Instructions to follow: Pull every line containing "Spoor" from the entries.

Data for this exercise:
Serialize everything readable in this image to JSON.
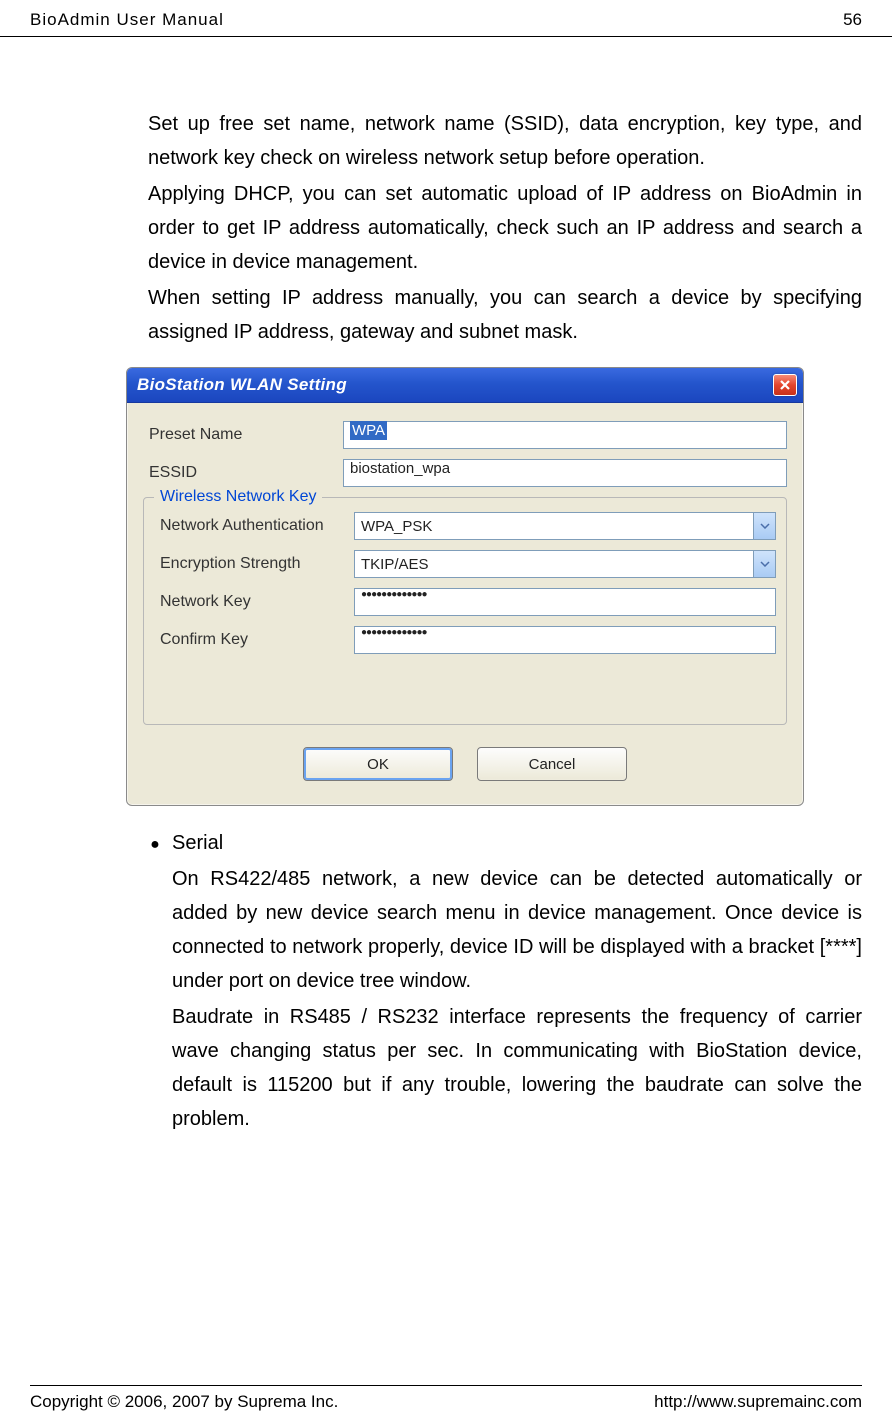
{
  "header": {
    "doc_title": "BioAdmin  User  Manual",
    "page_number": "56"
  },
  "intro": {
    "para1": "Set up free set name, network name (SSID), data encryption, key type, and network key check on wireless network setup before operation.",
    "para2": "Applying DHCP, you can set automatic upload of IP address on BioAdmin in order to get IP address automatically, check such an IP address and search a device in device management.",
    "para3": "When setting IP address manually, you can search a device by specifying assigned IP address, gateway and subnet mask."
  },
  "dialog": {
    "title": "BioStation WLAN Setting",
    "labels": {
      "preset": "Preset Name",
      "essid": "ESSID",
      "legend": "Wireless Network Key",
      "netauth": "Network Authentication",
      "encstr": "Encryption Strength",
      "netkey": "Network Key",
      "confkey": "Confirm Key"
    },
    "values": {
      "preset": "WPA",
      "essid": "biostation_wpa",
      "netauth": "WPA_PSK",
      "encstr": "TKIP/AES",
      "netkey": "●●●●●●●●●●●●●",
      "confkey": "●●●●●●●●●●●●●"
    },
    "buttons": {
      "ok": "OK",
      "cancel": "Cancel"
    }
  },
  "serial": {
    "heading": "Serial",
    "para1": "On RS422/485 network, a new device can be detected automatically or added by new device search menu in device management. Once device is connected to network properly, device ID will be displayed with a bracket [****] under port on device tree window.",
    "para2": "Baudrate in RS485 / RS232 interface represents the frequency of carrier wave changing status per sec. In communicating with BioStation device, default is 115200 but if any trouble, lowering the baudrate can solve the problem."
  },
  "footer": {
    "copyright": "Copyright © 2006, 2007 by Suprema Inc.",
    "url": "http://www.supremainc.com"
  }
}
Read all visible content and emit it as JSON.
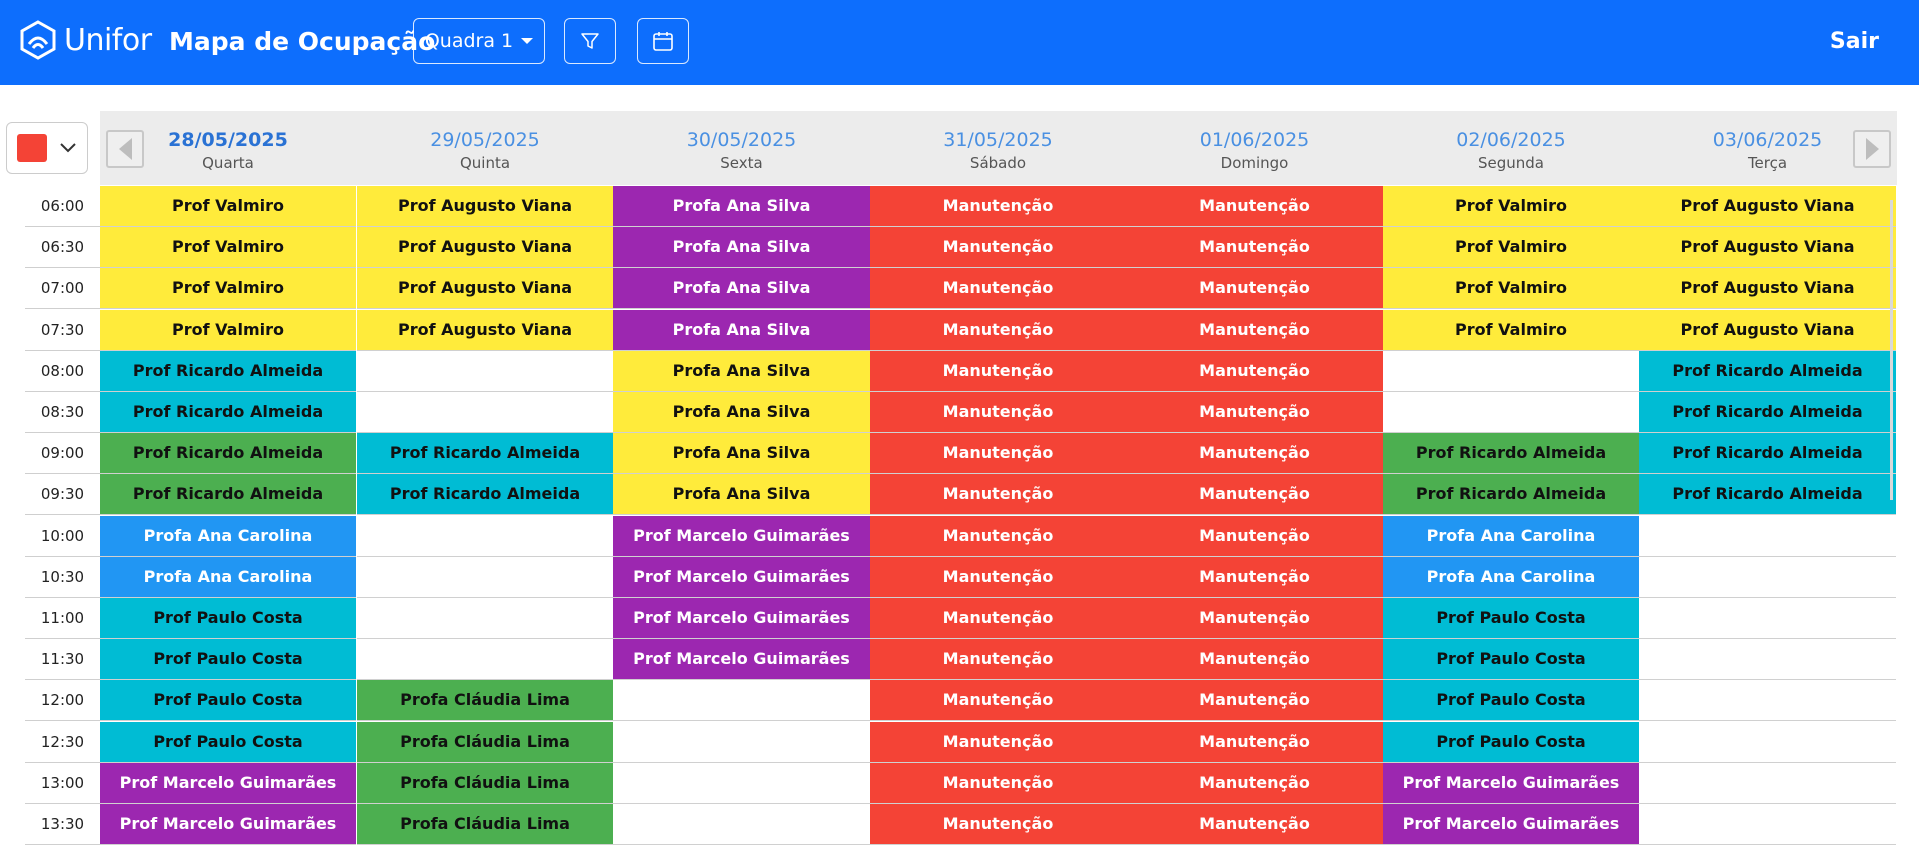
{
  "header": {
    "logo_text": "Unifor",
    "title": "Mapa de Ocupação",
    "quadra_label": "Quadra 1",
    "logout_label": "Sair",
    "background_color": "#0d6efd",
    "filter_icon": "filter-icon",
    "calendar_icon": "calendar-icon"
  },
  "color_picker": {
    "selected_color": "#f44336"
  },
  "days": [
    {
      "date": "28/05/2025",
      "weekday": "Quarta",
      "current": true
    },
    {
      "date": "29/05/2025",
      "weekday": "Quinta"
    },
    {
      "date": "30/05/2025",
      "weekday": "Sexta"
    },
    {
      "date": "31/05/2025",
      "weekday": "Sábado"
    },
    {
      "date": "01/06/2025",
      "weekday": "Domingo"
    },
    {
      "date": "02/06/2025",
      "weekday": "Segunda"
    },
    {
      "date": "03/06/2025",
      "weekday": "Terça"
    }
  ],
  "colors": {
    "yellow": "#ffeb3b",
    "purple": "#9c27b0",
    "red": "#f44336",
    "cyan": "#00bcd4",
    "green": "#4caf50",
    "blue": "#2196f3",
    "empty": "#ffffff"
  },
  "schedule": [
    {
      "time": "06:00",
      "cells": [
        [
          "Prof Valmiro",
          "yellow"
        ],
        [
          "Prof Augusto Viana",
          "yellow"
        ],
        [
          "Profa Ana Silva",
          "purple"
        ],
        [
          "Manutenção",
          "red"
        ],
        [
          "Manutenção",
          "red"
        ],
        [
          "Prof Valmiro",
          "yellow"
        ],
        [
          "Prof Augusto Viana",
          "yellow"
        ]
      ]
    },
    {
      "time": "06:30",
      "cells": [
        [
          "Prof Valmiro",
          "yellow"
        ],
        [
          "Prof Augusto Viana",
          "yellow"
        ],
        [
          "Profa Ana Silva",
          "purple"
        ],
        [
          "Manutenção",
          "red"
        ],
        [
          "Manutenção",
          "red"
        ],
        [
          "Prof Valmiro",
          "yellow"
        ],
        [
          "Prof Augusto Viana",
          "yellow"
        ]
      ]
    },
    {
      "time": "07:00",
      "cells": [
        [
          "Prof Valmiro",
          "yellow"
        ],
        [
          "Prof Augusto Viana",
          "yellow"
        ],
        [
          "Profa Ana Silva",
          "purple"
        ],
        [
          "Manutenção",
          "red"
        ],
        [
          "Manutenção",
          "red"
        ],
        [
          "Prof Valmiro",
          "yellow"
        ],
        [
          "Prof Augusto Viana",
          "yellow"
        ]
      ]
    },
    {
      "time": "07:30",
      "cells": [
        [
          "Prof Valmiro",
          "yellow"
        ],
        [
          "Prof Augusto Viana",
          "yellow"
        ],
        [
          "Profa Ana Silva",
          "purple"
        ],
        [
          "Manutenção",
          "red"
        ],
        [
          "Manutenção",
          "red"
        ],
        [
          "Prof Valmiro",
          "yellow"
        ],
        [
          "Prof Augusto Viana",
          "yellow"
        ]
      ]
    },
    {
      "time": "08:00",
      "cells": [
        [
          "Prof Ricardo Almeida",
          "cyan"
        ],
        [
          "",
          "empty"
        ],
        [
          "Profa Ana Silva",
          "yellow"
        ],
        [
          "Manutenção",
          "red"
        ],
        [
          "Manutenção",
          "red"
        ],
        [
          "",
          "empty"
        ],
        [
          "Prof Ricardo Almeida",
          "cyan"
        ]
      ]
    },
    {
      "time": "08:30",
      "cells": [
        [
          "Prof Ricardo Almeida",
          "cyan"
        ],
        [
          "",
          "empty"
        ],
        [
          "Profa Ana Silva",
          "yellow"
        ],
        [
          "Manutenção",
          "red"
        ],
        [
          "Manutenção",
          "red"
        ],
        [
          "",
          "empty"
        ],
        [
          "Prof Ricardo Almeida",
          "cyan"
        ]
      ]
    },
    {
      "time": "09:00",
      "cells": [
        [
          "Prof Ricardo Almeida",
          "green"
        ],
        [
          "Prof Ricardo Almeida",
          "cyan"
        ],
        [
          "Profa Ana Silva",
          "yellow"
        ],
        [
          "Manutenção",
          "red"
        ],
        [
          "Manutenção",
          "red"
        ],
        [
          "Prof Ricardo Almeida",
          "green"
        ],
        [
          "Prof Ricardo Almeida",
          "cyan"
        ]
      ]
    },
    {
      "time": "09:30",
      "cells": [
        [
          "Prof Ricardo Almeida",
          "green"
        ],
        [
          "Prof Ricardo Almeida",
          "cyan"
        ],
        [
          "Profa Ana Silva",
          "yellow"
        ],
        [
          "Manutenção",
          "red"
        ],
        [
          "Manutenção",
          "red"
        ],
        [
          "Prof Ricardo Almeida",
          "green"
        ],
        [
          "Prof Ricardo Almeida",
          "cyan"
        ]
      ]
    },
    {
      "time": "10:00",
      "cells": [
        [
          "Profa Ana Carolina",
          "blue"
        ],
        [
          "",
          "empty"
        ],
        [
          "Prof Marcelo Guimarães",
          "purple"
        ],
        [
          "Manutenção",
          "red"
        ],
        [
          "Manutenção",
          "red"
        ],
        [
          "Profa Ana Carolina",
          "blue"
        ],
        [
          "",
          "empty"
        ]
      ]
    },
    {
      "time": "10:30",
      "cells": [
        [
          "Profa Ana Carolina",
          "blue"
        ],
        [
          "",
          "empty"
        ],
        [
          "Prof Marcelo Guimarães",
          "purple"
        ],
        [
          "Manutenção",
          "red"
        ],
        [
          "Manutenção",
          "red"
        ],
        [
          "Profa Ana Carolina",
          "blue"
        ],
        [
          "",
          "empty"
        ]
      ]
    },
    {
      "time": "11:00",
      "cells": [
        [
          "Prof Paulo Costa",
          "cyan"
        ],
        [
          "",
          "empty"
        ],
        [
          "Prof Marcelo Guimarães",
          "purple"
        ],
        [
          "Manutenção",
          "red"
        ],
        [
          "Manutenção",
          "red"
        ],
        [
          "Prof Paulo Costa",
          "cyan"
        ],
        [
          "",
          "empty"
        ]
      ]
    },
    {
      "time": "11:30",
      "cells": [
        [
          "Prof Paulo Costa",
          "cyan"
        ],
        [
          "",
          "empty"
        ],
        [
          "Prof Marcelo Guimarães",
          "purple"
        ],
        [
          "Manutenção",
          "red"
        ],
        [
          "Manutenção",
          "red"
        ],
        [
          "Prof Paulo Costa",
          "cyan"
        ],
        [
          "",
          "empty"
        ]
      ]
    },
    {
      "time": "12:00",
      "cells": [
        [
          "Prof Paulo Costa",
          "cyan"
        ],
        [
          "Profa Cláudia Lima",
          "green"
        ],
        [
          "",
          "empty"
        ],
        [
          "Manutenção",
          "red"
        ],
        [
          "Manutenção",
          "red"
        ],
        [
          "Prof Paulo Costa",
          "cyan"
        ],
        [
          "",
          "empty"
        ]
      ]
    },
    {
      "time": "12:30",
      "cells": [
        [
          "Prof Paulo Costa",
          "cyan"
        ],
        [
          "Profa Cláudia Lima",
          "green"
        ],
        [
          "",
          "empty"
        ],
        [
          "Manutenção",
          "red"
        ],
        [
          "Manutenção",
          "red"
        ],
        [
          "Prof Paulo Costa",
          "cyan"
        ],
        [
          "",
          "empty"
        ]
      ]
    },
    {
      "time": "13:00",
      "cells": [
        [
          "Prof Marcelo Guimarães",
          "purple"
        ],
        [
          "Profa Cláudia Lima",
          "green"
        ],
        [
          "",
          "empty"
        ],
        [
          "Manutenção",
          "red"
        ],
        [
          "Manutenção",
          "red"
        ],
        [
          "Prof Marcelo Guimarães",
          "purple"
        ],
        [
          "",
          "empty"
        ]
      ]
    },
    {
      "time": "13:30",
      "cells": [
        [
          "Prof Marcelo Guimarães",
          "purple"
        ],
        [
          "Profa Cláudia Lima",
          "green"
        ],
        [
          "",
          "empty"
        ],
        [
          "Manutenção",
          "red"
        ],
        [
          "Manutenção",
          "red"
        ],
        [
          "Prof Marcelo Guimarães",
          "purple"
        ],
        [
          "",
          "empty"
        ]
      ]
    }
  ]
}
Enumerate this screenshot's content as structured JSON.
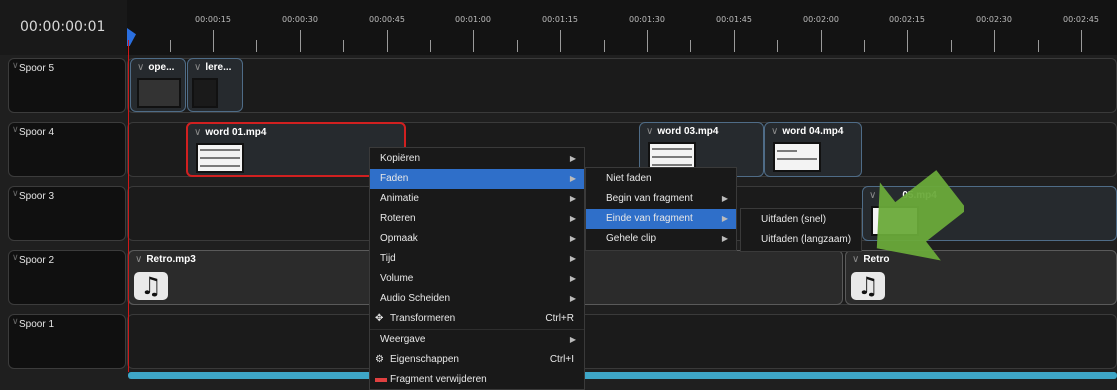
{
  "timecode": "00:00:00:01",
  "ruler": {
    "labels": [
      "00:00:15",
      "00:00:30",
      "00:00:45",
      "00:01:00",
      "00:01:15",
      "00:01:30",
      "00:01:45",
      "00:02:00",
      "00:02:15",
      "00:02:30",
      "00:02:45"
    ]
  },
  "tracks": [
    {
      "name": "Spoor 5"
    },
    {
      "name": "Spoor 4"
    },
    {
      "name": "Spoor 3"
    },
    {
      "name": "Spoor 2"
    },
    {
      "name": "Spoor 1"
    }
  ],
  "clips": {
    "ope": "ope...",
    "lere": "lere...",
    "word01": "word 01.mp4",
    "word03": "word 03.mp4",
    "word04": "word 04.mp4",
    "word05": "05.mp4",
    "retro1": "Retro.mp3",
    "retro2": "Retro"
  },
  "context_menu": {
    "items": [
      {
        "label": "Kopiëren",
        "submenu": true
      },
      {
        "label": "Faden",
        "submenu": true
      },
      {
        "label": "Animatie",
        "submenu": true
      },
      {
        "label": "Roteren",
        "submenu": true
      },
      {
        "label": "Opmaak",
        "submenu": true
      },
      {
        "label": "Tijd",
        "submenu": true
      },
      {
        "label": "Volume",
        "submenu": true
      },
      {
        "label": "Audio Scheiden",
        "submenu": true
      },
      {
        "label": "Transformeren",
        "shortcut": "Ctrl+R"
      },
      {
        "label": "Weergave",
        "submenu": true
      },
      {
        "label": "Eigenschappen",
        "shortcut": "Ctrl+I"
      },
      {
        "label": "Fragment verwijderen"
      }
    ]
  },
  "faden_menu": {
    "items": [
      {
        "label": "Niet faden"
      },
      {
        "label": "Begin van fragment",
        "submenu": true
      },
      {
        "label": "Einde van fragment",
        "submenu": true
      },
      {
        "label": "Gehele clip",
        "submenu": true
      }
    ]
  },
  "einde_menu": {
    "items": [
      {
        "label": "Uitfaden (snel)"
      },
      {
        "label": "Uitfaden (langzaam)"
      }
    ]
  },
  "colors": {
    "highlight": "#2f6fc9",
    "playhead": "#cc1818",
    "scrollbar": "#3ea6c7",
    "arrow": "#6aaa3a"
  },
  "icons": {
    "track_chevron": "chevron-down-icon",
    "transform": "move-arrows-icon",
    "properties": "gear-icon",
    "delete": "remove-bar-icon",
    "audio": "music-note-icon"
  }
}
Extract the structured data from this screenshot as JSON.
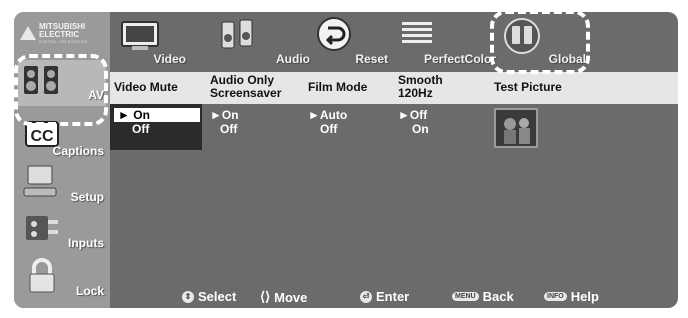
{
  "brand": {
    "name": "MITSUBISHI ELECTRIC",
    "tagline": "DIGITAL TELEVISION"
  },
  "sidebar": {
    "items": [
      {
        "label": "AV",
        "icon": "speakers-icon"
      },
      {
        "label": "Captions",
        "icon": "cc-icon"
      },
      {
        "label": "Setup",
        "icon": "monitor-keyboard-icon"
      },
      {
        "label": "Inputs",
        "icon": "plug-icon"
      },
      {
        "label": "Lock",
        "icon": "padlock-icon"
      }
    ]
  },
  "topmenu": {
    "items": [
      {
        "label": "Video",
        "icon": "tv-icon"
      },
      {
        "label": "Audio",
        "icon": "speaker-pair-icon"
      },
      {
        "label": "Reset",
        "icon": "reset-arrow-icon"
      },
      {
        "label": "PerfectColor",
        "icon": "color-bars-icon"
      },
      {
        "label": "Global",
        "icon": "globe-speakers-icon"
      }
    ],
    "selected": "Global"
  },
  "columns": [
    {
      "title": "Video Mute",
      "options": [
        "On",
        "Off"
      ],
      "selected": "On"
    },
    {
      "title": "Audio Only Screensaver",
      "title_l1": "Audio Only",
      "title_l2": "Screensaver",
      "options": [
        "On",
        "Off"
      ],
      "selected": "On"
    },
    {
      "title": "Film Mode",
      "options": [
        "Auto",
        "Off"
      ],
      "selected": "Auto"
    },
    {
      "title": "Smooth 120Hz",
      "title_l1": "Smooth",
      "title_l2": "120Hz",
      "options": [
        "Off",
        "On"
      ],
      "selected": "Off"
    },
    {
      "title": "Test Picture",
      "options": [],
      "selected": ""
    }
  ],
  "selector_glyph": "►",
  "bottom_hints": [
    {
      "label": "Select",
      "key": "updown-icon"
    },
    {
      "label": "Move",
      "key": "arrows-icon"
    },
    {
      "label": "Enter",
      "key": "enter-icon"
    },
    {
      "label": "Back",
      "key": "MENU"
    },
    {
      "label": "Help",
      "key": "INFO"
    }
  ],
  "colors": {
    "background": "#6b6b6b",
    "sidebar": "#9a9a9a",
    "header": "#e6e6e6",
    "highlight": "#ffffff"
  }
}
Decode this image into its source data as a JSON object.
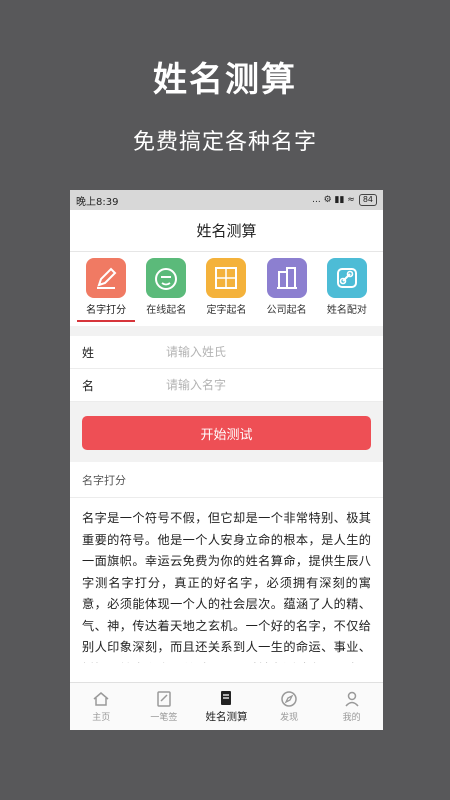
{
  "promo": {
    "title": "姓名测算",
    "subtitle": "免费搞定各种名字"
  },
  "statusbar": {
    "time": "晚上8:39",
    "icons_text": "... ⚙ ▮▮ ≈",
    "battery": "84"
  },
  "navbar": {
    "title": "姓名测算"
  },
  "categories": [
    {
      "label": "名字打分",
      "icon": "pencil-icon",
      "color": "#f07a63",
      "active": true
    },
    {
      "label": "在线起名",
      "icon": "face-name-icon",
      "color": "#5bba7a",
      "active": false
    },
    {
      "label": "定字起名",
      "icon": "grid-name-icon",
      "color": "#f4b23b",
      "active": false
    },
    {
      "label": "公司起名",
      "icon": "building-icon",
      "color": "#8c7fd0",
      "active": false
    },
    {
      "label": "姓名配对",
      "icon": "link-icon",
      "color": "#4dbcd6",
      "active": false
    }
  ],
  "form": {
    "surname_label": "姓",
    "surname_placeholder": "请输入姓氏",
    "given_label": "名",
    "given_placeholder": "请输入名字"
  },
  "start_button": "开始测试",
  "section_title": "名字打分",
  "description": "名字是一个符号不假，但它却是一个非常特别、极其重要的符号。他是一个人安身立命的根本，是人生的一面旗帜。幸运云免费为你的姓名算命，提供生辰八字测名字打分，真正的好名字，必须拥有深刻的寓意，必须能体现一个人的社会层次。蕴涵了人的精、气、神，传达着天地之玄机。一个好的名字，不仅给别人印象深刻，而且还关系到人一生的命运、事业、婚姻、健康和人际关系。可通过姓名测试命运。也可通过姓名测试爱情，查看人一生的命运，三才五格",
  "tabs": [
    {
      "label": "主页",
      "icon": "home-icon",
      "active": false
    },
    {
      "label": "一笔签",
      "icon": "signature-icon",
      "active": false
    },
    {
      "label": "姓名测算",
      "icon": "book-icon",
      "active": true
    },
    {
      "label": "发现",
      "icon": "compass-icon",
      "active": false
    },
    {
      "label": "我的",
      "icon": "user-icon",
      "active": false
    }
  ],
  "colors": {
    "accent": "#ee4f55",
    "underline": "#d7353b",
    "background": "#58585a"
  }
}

Response area:
      "name": "Spoor 5"
      "name": "Spoor 4"
      "name": "Spoor 3"
      "name": "Spoor 2"
      "name": "Spoor 1"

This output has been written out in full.